Despite my conscience saying otherwise, I stayed with the default battery 6-cell. The upside to a 6-cell battery is that it is lighter then the 9-cell . The battery, on average, lasts for 1.5 hours and when the battery gets low the wi-fi turns off and brightness decreases. Getting a 9-cell battery isn’t that bad of an option if you want longer battery life when away from a power outlet. The charging time is quite fast, it can charge within an hour from empty.
The laptop’s wireless card consists of a Dell Wireless 1390 802.11g Mini Card (54Mbps). Its pickup is amazing, if your neighbors forget to close off their networks it is easy for the e1705 to detect.
The e1705 comes with Windows XP Home Edition Service pack 2 along with Windows XP Media Center. Dell usually chucks a bunch of freeware with its products so I just went to the Windows add/remove programs feature and uninstalled a bunch of unnecessary software / freeware. The great thing along with this laptop is the Media Direct software in which you are able to quickly start-up and view or listen to media without booting into Windows XP
Service and Support
Unlike many others who claim Dell has exceptionally awful customer support, I had actually a great time with its services. Although I have not used it for my e1705, I have used Dell support for my Dell desktop. Let’s just say Dell solved my problems with great support in the past.
Dell’s Inspiron e1705 is a great desktop replacement notebook with tremendous features and a great display. Waiting for a coupon code that works for you would certainly make this laptop a very good purchase.

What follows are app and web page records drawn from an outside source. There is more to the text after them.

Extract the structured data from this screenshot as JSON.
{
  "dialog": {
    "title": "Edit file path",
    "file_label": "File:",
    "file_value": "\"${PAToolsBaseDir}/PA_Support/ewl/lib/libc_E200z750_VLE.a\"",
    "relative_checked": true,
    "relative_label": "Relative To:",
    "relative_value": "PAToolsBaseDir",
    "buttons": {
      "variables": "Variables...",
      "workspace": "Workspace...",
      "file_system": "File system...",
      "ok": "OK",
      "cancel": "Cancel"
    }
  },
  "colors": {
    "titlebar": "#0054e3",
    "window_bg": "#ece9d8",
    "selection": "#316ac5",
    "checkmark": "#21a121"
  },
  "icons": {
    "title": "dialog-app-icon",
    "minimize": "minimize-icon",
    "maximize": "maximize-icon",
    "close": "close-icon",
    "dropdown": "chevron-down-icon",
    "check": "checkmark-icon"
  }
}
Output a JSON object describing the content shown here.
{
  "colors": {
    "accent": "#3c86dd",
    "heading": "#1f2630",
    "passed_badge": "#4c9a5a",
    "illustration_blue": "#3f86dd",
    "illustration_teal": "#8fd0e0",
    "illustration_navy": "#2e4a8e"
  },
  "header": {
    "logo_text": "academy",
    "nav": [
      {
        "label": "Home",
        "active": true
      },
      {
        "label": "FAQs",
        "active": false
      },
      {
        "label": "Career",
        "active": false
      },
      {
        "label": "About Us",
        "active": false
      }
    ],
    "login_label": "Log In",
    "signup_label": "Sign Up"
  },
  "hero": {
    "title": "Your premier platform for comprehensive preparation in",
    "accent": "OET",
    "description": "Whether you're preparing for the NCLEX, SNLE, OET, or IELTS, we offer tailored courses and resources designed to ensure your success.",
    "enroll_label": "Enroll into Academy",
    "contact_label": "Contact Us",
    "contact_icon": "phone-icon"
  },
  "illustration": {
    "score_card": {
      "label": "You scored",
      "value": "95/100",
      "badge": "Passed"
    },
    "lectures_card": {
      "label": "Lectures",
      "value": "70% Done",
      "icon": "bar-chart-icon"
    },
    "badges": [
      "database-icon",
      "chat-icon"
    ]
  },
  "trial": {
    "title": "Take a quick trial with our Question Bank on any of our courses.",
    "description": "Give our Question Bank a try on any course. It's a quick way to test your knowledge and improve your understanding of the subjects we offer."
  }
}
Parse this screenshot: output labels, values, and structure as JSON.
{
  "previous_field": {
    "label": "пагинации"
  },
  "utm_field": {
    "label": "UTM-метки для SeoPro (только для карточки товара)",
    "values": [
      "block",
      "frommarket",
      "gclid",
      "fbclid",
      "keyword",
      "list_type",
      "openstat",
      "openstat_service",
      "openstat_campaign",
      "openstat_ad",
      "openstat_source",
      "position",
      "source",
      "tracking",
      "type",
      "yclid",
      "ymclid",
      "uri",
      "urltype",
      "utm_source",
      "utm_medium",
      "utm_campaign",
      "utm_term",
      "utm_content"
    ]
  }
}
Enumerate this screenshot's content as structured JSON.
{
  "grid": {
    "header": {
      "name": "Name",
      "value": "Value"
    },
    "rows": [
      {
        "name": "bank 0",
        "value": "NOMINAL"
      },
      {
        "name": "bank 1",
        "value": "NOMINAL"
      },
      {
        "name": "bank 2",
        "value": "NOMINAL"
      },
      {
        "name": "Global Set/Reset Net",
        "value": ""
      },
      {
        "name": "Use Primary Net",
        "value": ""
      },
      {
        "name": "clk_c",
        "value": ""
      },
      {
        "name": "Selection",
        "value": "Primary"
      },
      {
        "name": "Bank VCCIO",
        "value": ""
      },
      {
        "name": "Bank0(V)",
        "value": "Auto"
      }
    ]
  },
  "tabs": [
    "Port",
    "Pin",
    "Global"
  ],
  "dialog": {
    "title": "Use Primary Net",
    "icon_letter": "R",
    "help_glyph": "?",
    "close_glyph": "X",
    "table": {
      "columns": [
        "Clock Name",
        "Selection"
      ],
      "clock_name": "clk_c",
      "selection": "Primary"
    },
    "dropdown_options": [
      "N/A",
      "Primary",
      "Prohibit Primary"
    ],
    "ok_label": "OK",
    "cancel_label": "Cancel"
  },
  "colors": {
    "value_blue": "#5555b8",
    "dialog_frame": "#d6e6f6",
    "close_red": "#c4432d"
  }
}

This laptop easily can be used as a business, gaming, or media machine which cranks out both insane graphics and unmatchable speed.
- 17 inch display
- Great duo core with 2 gigs of ram
- GeforceGo 7800 is a must for any gamer.
- Weight, Size
- Battery life
- Some times crashes at startup
Other Dell Inspiron e1705 Reviews from NotebookReview.com
Dell Inspiron e1705 with ATI X1400 Graphics Review (pics, specs)
Dell Inspiron e1705 Review (pics, specs)